The BBC stated in a new report that the service, which converts voice messages to text messages, relies primarily on outsourced call centres to transcribe calls, rather than an automated system as the company claims.
The report cited a number of patent applications regarding human involvement in the SpinVox service.
The BBC also quoted a SpinVox customer in the US who claims to have received a message from an employee at a call centre in Pakistan. The message said that SpinVox relies heavily on human transcription at the call centres, and that employees had not been paid in several weeks.
SpinVox struck back against the claims last week, issuing a blog posting denying the allegations, and claiming that employee interaction is mainly used for maintenance purposes. The company also still maintains that the majority of transcriptions are performed by an automated system.
SpinVox has now posted a FAQ written by its head of social media, James Whatley.
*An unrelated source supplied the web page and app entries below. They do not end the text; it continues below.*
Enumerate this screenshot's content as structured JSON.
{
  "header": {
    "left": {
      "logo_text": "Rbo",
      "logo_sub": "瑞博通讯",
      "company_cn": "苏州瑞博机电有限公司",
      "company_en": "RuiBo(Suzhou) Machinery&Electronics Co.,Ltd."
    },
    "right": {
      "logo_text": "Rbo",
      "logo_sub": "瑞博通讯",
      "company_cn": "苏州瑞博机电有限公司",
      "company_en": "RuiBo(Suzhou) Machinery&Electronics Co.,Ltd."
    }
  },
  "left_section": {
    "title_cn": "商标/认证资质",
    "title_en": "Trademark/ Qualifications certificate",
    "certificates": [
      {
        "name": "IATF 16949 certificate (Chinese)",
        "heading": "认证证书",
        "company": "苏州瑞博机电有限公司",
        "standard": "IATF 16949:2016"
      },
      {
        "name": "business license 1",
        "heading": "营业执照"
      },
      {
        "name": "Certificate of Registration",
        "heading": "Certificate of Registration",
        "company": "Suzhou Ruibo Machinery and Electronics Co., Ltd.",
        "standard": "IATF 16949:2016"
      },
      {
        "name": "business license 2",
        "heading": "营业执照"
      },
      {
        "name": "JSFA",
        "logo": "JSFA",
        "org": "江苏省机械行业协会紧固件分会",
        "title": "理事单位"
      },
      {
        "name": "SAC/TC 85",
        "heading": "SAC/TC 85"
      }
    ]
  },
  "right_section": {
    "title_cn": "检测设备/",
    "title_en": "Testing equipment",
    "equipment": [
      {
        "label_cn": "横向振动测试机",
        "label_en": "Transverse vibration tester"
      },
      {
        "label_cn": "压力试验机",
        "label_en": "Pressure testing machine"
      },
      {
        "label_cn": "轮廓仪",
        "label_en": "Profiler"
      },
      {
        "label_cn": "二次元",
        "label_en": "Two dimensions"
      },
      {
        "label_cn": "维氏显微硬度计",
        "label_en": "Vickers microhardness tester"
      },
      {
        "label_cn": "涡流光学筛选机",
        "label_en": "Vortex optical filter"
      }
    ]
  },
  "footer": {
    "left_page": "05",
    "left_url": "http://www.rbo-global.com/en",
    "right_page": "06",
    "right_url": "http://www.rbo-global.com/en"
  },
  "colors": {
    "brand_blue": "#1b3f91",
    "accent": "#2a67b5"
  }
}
The posting reaffirms the company's claim that human interaction in the service is minimal, and that users are at no risk of a privacy breach.
"SpinVox only employs agents to step in when messages need analysis, and the machine gets to decide," wrote Whatley. "However, the agents in question will only ever hear/see the specific parts of the messages that need work."